Online shopping for medical products such as contraceptives, contact lenses, sex drugs and slimming pills is a growing public health concern in Singapore, the Health Sciences Authority (HSA) says.
Illegal sellers are finding customers easily over social networking platforms like Facebook and Instagram as well as through blogs, forums and other websites.
Warning of serious health risks, the HSA and doctors told The Sunday Times about buyers who have developed serious complications, including liver failure and blindness, after taking such products.
From 2011 to June this year, the HSA caught 122 people for illegally selling health products online, said its deputy group director of health products regulation, Associate Professor Chan Cheng Leng.
The HSA started keeping online statistics in 2011, after noting the growing presence of sellers on the Internet.
Prof Chan said that at least one person has died after taking slimming pills bought online. The 24-year-old woman died in 2012 of dinitrophenol poisoning after consuming pills bought through an overseas website. The banned substance is used in herbicides. The woman had been warned not to take such pills after being hospitalised a year before her death, but she persisted.
Doctors have seen patients complaining about experiencing heart palpitations, feeling jittery or having mood swings after taking slimming pills bought online. In serious cases, they had liver failure or kidney damage.
Some people developed mental health problems but recovered after they stopped taking the pills, said Dr Lee Ee Lian, a psychiatrist who specialises in treating eating disorders at Promises Healthcare, a private clinic.
She has a patient in her 20s who started hearing voices after taking slimming pills bought online. She began thinking people were out to kill her and it became so bad that she had to be hospitalised. She recovered after she stopped taking the pills.
Another patient, a housewife in her 40s, almost died of liver failure after a few weeks of taking slimming pills she bought online.
"If you are lucky, the pills don't harm you. If you are not so lucky, there are unpleasant side effects. If you are really unlucky, the drugs are really toxic and can kill you," Dr Lee said. "It's anyone's guess what toxic stuff the pills contain."
Most of the slimming pills that the HSA seized, such as Bio-Lissom Fat Reducing Caps, Botanical Slimming and Reduce Weight Fruta Planta, were found to contain a banned substance called Sibutramine which can raise the risk of heart attack and stroke.
Other drugs sold on the Internet, such as contraceptives and sexual enhancement pills, may be fake or harmful.
Gynaecologists said they have patients who became pregnant despite taking birth control pills bought online. The medicine turned out to be fake or ineffective.
Prof Chan said the online peddlers caught were solo operators ranging from students to those with respectable jobs, including a nurse who hawked contraceptives.
"They are trying to make a quick buck online. Some know that such sales are illegal, while others don't know," said Prof Chan.
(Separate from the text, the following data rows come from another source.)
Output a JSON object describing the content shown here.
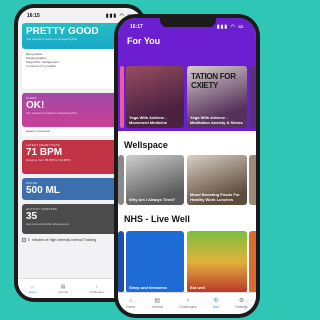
{
  "back_phone": {
    "time": "16:15",
    "signal": "▮▮▮ ◠ ▭",
    "mood_card": {
      "title": "PRETTY GOOD",
      "note": "You earned 1 points for answering this"
    },
    "mood_list": [
      "Being active",
      "Feeling healthy",
      "Supportive management",
      "In control of my health"
    ],
    "sleep_card": {
      "label": "Sleep",
      "value": "OK!",
      "note": "You earned 1 points for answering this"
    },
    "sleep_footer": "Haven't exercised",
    "heart_card": {
      "label": "Latest heart rate",
      "value": "71 BPM",
      "note": "Ranging from 58 BPM to 92 BPM"
    },
    "water_card": {
      "label": "Water",
      "value": "500 ML"
    },
    "activity_card": {
      "label": "Activity minutes",
      "value": "35",
      "note": "Get more points for what you do"
    },
    "hiit": {
      "count": "0",
      "text": "minutes of High Intensity Interval Training"
    },
    "tabs": [
      {
        "icon": "⌂",
        "label": "Home",
        "active": true
      },
      {
        "icon": "▤",
        "label": "Journal",
        "active": false
      },
      {
        "icon": "♀",
        "label": "Challenges",
        "active": false
      },
      {
        "icon": "✣",
        "label": "Hub",
        "active": false
      }
    ]
  },
  "front_phone": {
    "time": "16:17",
    "signal": "▮▮▮ ◠ ▭",
    "for_you": {
      "title": "For You",
      "items": [
        {
          "title": "Yoga With Adriene - Movement Medicine"
        },
        {
          "title": "Yoga With Adriene - Meditation Anxiety & Stress",
          "banner": "TATION FOR CXIETY"
        }
      ]
    },
    "wellspace": {
      "title": "Wellspace",
      "items": [
        {
          "title": "Why Am I Always Tired?"
        },
        {
          "title": "Mood Boosting Foods For Healthy Work Lunches"
        }
      ]
    },
    "nhs": {
      "title": "NHS - Live Well",
      "items": [
        {
          "title": "Sleep and tiredness"
        },
        {
          "title": "Eat well"
        }
      ]
    },
    "tabs": [
      {
        "icon": "⌂",
        "label": "Home",
        "active": false
      },
      {
        "icon": "▤",
        "label": "Journal",
        "active": false
      },
      {
        "icon": "♀",
        "label": "Challenges",
        "active": false
      },
      {
        "icon": "✣",
        "label": "Hub",
        "active": true
      },
      {
        "icon": "⚙",
        "label": "Settings",
        "active": false
      }
    ]
  },
  "colors": {
    "background": "#2fc6b5",
    "purple_header": "#6b1fd1",
    "accent_tab": "#2aa0c8"
  }
}
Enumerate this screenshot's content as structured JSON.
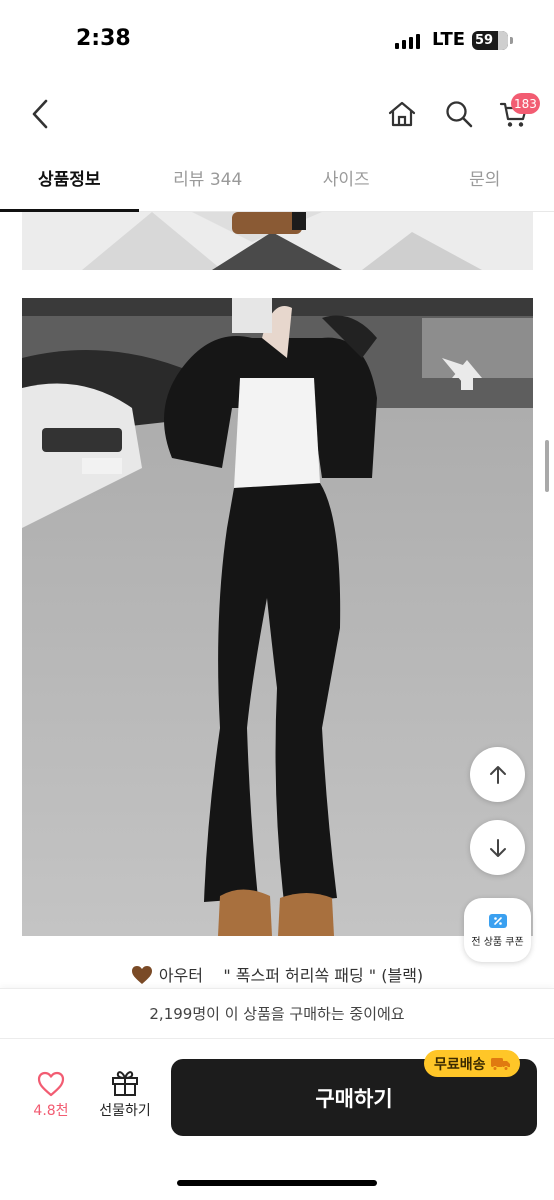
{
  "status_bar": {
    "time": "2:38",
    "network": "LTE",
    "battery": "59",
    "battery_level": 0.59
  },
  "header": {
    "cart_count": "183",
    "icons": [
      "back-chevron-icon",
      "home-icon",
      "search-icon",
      "cart-icon"
    ]
  },
  "tabs": [
    {
      "label": "상품정보",
      "active": true
    },
    {
      "label": "리뷰 344",
      "active": false
    },
    {
      "label": "사이즈",
      "active": false
    },
    {
      "label": "문의",
      "active": false
    }
  ],
  "content": {
    "caption_emoji": "🤎",
    "caption_category": "아우터",
    "caption_name": "\" 폭스퍼 허리쏙 패딩 \" (블랙)"
  },
  "floating": {
    "scroll_up_icon": "arrow-up-icon",
    "scroll_down_icon": "arrow-down-icon",
    "coupon_label": "전 상품 쿠폰"
  },
  "bottom": {
    "buying_now": "2,199명이 이 상품을 구매하는 중이에요",
    "like_count": "4.8천",
    "gift_label": "선물하기",
    "buy_label": "구매하기",
    "free_shipping": "무료배송"
  },
  "colors": {
    "accent_pink": "#f25c72",
    "ship_yellow": "#ffc628",
    "buy_dark": "#1c1c1c"
  }
}
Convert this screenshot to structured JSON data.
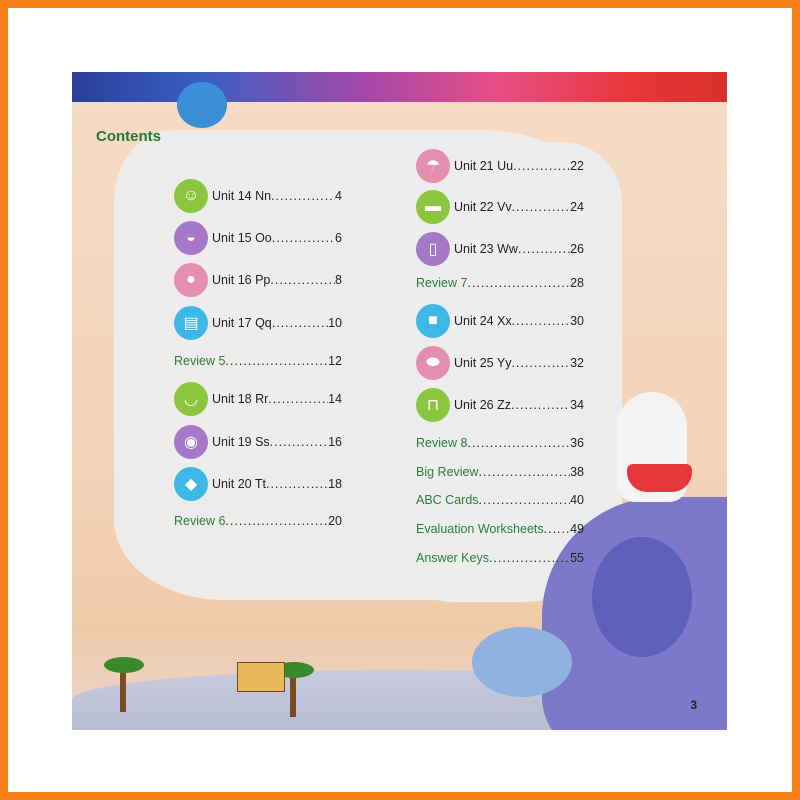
{
  "title": "Contents",
  "page_number": "3",
  "colors": {
    "accent_green": "#2a7d3c",
    "border_orange": "#f57f17"
  },
  "left_column": [
    {
      "label": "Unit 14 Nn",
      "page": "4",
      "icon": "boy-face-icon",
      "icon_color": "#8cc63f"
    },
    {
      "label": "Unit 15 Oo",
      "page": "6",
      "icon": "omelet-plate-icon",
      "icon_color": "#a678c8"
    },
    {
      "label": "Unit 16 Pp",
      "page": "8",
      "icon": "pear-icon",
      "icon_color": "#e48fb0"
    },
    {
      "label": "Unit 17 Qq",
      "page": "10",
      "icon": "quilt-icon",
      "icon_color": "#3db8e6"
    },
    {
      "label": "Review 5",
      "page": "12",
      "review": true
    },
    {
      "label": "Unit 18 Rr",
      "page": "14",
      "icon": "rice-bowl-icon",
      "icon_color": "#8cc63f"
    },
    {
      "label": "Unit 19 Ss",
      "page": "16",
      "icon": "soup-icon",
      "icon_color": "#a678c8"
    },
    {
      "label": "Unit 20 Tt",
      "page": "18",
      "icon": "toast-icon",
      "icon_color": "#3db8e6"
    },
    {
      "label": "Review 6",
      "page": "20",
      "review": true
    }
  ],
  "right_column": [
    {
      "label": "Unit 21 Uu",
      "page": "22",
      "icon": "umbrella-icon",
      "icon_color": "#e48fb0"
    },
    {
      "label": "Unit 22 Vv",
      "page": "24",
      "icon": "van-icon",
      "icon_color": "#8cc63f"
    },
    {
      "label": "Unit 23 Ww",
      "page": "26",
      "icon": "water-glass-icon",
      "icon_color": "#a678c8"
    },
    {
      "label": "Review 7",
      "page": "28",
      "review": true
    },
    {
      "label": "Unit 24 Xx",
      "page": "30",
      "icon": "box-icon",
      "icon_color": "#3db8e6"
    },
    {
      "label": "Unit 25 Yy",
      "page": "32",
      "icon": "yam-icon",
      "icon_color": "#e48fb0"
    },
    {
      "label": "Unit 26 Zz",
      "page": "34",
      "icon": "zipline-icon",
      "icon_color": "#8cc63f"
    },
    {
      "label": "Review 8",
      "page": "36",
      "review": true
    },
    {
      "label": "Big Review",
      "page": "38",
      "review": true
    },
    {
      "label": "ABC Cards",
      "page": "40",
      "review": true
    },
    {
      "label": "Evaluation Worksheets",
      "page": "49",
      "review": true
    },
    {
      "label": "Answer Keys",
      "page": "55",
      "review": true
    }
  ]
}
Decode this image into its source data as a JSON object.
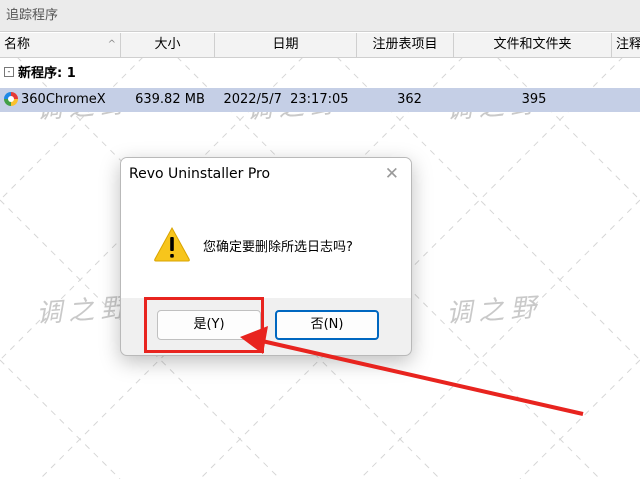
{
  "panel": {
    "title": "追踪程序"
  },
  "columns": [
    {
      "label": "名称"
    },
    {
      "label": "大小"
    },
    {
      "label": "日期"
    },
    {
      "label": "注册表项目"
    },
    {
      "label": "文件和文件夹"
    },
    {
      "label": "注释"
    }
  ],
  "group": {
    "toggle": "-",
    "label": "新程序: 1"
  },
  "row": {
    "name": "360ChromeX",
    "size": "639.82 MB",
    "date": "2022/5/7",
    "time": "23:17:05",
    "registry": "362",
    "files": "395"
  },
  "watermark": {
    "text": "调之野"
  },
  "dialog": {
    "title": "Revo Uninstaller Pro",
    "close": "✕",
    "message": "您确定要删除所选日志吗?",
    "yes_label": "是(Y)",
    "no_label": "否(N)"
  },
  "colors": {
    "highlight_row": "#c5cfe6",
    "annotation_red": "#e8241f",
    "default_button_border": "#0067c0",
    "warning_yellow": "#f7c51c"
  },
  "icons": {
    "app": "360chrome-icon",
    "warning": "warning-icon",
    "close": "close-icon"
  }
}
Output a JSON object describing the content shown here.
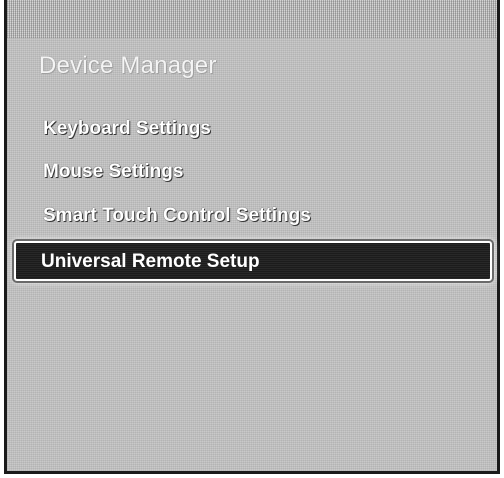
{
  "panel": {
    "title": "Device Manager"
  },
  "menu": {
    "items": [
      {
        "label": "Keyboard Settings"
      },
      {
        "label": "Mouse Settings"
      },
      {
        "label": "Smart Touch Control Settings"
      },
      {
        "label": "Universal Remote Setup",
        "selected": true
      }
    ]
  },
  "colors": {
    "background": "#c9c9c9",
    "selected_background": "#1c1c1c",
    "selected_border": "#ffffff",
    "text": "#ffffff"
  }
}
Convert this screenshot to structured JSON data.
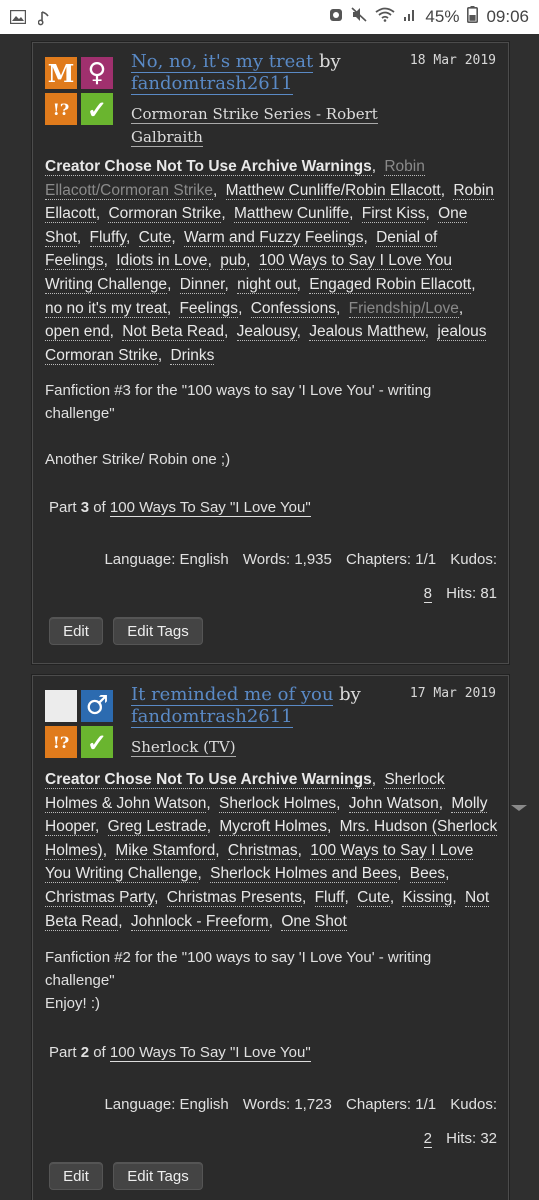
{
  "statusbar": {
    "left_icons": [
      "gallery-icon",
      "music-note-icon"
    ],
    "battery": "45%",
    "time": "09:06"
  },
  "works": [
    {
      "title": "No, no, it's my treat",
      "by": "by",
      "author": "fandomtrash2611",
      "date": "18 Mar 2019",
      "fandom": "Cormoran Strike Series - Robert Galbraith",
      "icons": {
        "rating": "M",
        "category": "♀",
        "warning": "!?",
        "complete": "✓",
        "colors": {
          "rating": "#e07b1c",
          "category": "#a0306e",
          "warning": "#e07b1c",
          "complete": "#6ab52f"
        }
      },
      "tags": [
        {
          "text": "Creator Chose Not To Use Archive Warnings",
          "kind": "warn"
        },
        {
          "text": "Robin Ellacott/Cormoran Strike",
          "kind": "rel"
        },
        {
          "text": "Matthew Cunliffe/Robin Ellacott",
          "kind": "tag"
        },
        {
          "text": "Robin Ellacott",
          "kind": "tag"
        },
        {
          "text": "Cormoran Strike",
          "kind": "tag"
        },
        {
          "text": "Matthew Cunliffe",
          "kind": "tag"
        },
        {
          "text": "First Kiss",
          "kind": "tag"
        },
        {
          "text": "One Shot",
          "kind": "tag"
        },
        {
          "text": "Fluffy",
          "kind": "tag"
        },
        {
          "text": "Cute",
          "kind": "tag"
        },
        {
          "text": "Warm and Fuzzy Feelings",
          "kind": "tag"
        },
        {
          "text": "Denial of Feelings",
          "kind": "tag"
        },
        {
          "text": "Idiots in Love",
          "kind": "tag"
        },
        {
          "text": "pub",
          "kind": "tag"
        },
        {
          "text": "100 Ways to Say I Love You Writing Challenge",
          "kind": "tag"
        },
        {
          "text": "Dinner",
          "kind": "tag"
        },
        {
          "text": "night out",
          "kind": "tag"
        },
        {
          "text": "Engaged Robin Ellacott",
          "kind": "tag"
        },
        {
          "text": "no no it's my treat",
          "kind": "tag"
        },
        {
          "text": "Feelings",
          "kind": "tag"
        },
        {
          "text": "Confessions",
          "kind": "tag"
        },
        {
          "text": "Friendship/Love",
          "kind": "rel"
        },
        {
          "text": "open end",
          "kind": "tag"
        },
        {
          "text": "Not Beta Read",
          "kind": "tag"
        },
        {
          "text": "Jealousy",
          "kind": "tag"
        },
        {
          "text": "Jealous Matthew",
          "kind": "tag"
        },
        {
          "text": "jealous Cormoran Strike",
          "kind": "tag"
        },
        {
          "text": "Drinks",
          "kind": "tag"
        }
      ],
      "summary": [
        "Fanfiction #3 for the \"100 ways to say 'I Love You' - writing challenge\"",
        "",
        "Another Strike/ Robin one ;)"
      ],
      "series_part_prefix": "Part",
      "series_part": "3",
      "series_of": "of",
      "series_name": "100 Ways To Say \"I Love You\"",
      "stats": {
        "language_label": "Language:",
        "language": "English",
        "words_label": "Words:",
        "words": "1,935",
        "chapters_label": "Chapters:",
        "chapters": "1/1",
        "kudos_label": "Kudos:",
        "kudos": "8",
        "hits_label": "Hits:",
        "hits": "81"
      },
      "edit_label": "Edit",
      "edit_tags_label": "Edit Tags"
    },
    {
      "title": "It reminded me of you",
      "by": "by",
      "author": "fandomtrash2611",
      "date": "17 Mar 2019",
      "fandom": "Sherlock (TV)",
      "icons": {
        "rating": "",
        "category": "♂",
        "warning": "!?",
        "complete": "✓",
        "colors": {
          "rating": "#e8e8e8",
          "category": "#2c6bb0",
          "warning": "#e07b1c",
          "complete": "#6ab52f"
        }
      },
      "tags": [
        {
          "text": "Creator Chose Not To Use Archive Warnings",
          "kind": "warn"
        },
        {
          "text": "Sherlock Holmes & John Watson",
          "kind": "tag"
        },
        {
          "text": "Sherlock Holmes",
          "kind": "tag"
        },
        {
          "text": "John Watson",
          "kind": "tag"
        },
        {
          "text": "Molly Hooper",
          "kind": "tag"
        },
        {
          "text": "Greg Lestrade",
          "kind": "tag"
        },
        {
          "text": "Mycroft Holmes",
          "kind": "tag"
        },
        {
          "text": "Mrs. Hudson (Sherlock Holmes)",
          "kind": "tag"
        },
        {
          "text": "Mike Stamford",
          "kind": "tag"
        },
        {
          "text": "Christmas",
          "kind": "tag"
        },
        {
          "text": "100 Ways to Say I Love You Writing Challenge",
          "kind": "tag"
        },
        {
          "text": "Sherlock Holmes and Bees",
          "kind": "tag"
        },
        {
          "text": "Bees",
          "kind": "tag"
        },
        {
          "text": "Christmas Party",
          "kind": "tag"
        },
        {
          "text": "Christmas Presents",
          "kind": "tag"
        },
        {
          "text": "Fluff",
          "kind": "tag"
        },
        {
          "text": "Cute",
          "kind": "tag"
        },
        {
          "text": "Kissing",
          "kind": "tag"
        },
        {
          "text": "Not Beta Read",
          "kind": "tag"
        },
        {
          "text": "Johnlock - Freeform",
          "kind": "tag"
        },
        {
          "text": "One Shot",
          "kind": "tag"
        }
      ],
      "summary": [
        "Fanfiction #2 for the \"100 ways to say 'I Love You' - writing challenge\"",
        "Enjoy! :)"
      ],
      "series_part_prefix": "Part",
      "series_part": "2",
      "series_of": "of",
      "series_name": "100 Ways To Say \"I Love You\"",
      "stats": {
        "language_label": "Language:",
        "language": "English",
        "words_label": "Words:",
        "words": "1,723",
        "chapters_label": "Chapters:",
        "chapters": "1/1",
        "kudos_label": "Kudos:",
        "kudos": "2",
        "hits_label": "Hits:",
        "hits": "32"
      },
      "edit_label": "Edit",
      "edit_tags_label": "Edit Tags"
    }
  ]
}
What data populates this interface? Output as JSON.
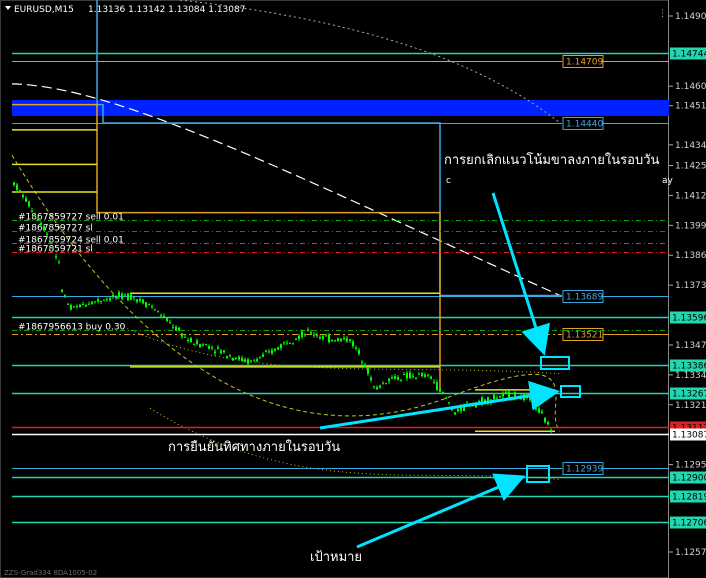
{
  "window": {
    "title": "EURUSD,M15",
    "ohlc": "1.13136 1.13142 1.13084 1.13087",
    "footer_text": "ZZS-Grad334 8DA1005-02",
    "top_right_icon": "scrollbar-marker-icon"
  },
  "chart_data": {
    "type": "candlestick",
    "symbol": "EURUSD",
    "timeframe": "M15",
    "ylim": [
      1.1245,
      1.1498
    ],
    "price_axis_ticks": [
      "1.14905",
      "1.14600",
      "1.14515",
      "1.14345",
      "1.14255",
      "1.14125",
      "1.13995",
      "1.13865",
      "1.13735",
      "1.13605",
      "1.13475",
      "1.13345",
      "1.13215",
      "1.13085",
      "1.12955",
      "1.12825",
      "1.12695",
      "1.12575"
    ],
    "axis_labels": {
      "top": "1.14905",
      "ticks": [
        "1.14600",
        "1.14515",
        "1.14345",
        "1.14255",
        "1.14125",
        "1.13995",
        "1.13865",
        "1.13735",
        "1.13475",
        "1.13345",
        "1.13215",
        "1.12955",
        "1.12575"
      ]
    },
    "horizontal_levels": [
      {
        "price": 1.14744,
        "label": "1.14744",
        "color": "#20d8b0",
        "style": "solid",
        "tag": "axis"
      },
      {
        "price": 1.14709,
        "label": "1.14709",
        "color": "#e0a020",
        "style": "solid",
        "tag": "box"
      },
      {
        "price": 1.1444,
        "label": "1.14440",
        "color": "#3aa8e0",
        "style": "solid",
        "tag": "box"
      },
      {
        "price": 1.13689,
        "label": "1.13689",
        "color": "#3aa8e0",
        "style": "solid",
        "tag": "box"
      },
      {
        "price": 1.13596,
        "label": "1.13596",
        "color": "#20d8b0",
        "style": "solid",
        "tag": "axis"
      },
      {
        "price": 1.13521,
        "label": "1.13521",
        "color": "#e0a020",
        "style": "dashdot",
        "tag": "box"
      },
      {
        "price": 1.13386,
        "label": "1.13386",
        "color": "#20d8b0",
        "style": "solid",
        "tag": "axis"
      },
      {
        "price": 1.13267,
        "label": "1.13267",
        "color": "#20d8b0",
        "style": "solid",
        "tag": "axis"
      },
      {
        "price": 1.13117,
        "label": "1.13117",
        "color": "#e02020",
        "style": "solid",
        "tag": "axis-red"
      },
      {
        "price": 1.13087,
        "label": "1.13087",
        "color": "#ffffff",
        "style": "solid",
        "tag": "axis-white"
      },
      {
        "price": 1.12939,
        "label": "1.12939",
        "color": "#3aa8e0",
        "style": "solid",
        "tag": "box"
      },
      {
        "price": 1.129,
        "label": "1.12900",
        "color": "#20d8b0",
        "style": "solid",
        "tag": "axis"
      },
      {
        "price": 1.12819,
        "label": "1.12819",
        "color": "#20d8b0",
        "style": "solid",
        "tag": "axis"
      },
      {
        "price": 1.12706,
        "label": "1.12706",
        "color": "#20d8b0",
        "style": "solid",
        "tag": "axis"
      }
    ],
    "order_labels": [
      "#1867859727 sell 0.01",
      "#1867859727 sl",
      "#1867859724 sell 0.01",
      "#1867859721 sl",
      "#1867956613 buy 0.30"
    ],
    "order_level_prices": [
      1.1402,
      1.1397,
      1.1392,
      1.1388,
      1.1354
    ],
    "supply_zone": {
      "from": 1.1454,
      "to": 1.1447,
      "color": "#0022ff"
    }
  },
  "annotations": {
    "text1": "การยกเลิกแนวโน้มขาลงภายในรอบวัน",
    "text2": "การยืนยันทิศทางภายในรอบวัน",
    "text3": "เป้าหมาย",
    "c_marker": "c",
    "ay_marker": "ay"
  },
  "colors": {
    "background": "#000000",
    "bull": "#00ff00",
    "level_green": "#20d8b0",
    "level_orange": "#e0a020",
    "level_blue": "#3aa8e0",
    "arrow": "#00e5ff",
    "text": "#ffffff"
  }
}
Last year, a woman in her 30s was caught selling slimming products via Facebook. She was found with 739 sachets of "Slimming Orange Juice Curvy Pearl Beauty" and 113 sachets of "V12 Fruit Slimming".
Although they were promoted as natural health supplements to help in weight loss, they were found to contain the banned substance Sibutramine, which was not stated on the product labels. She was fined $6,000.
A 19-year-old student received the heftiest punishment so far - a fine of $19,000 - for selling contraceptives, unregistered condoms and pregnancy test kits. These items have to be registered and approved by the HSA for sale, while contraceptives need a doctor's prescription.
Almost 3,000 pills and items with a street value of about $5,700 were seized from her home in 2012. All were bought overseas or online.
Those caught selling illegal health products can be fined up to $10,000 and/or be jailed for up to two years.
To report illegal sales of drugs or medical products, call 6866-3485 or e-mail firstname.lastname@example.org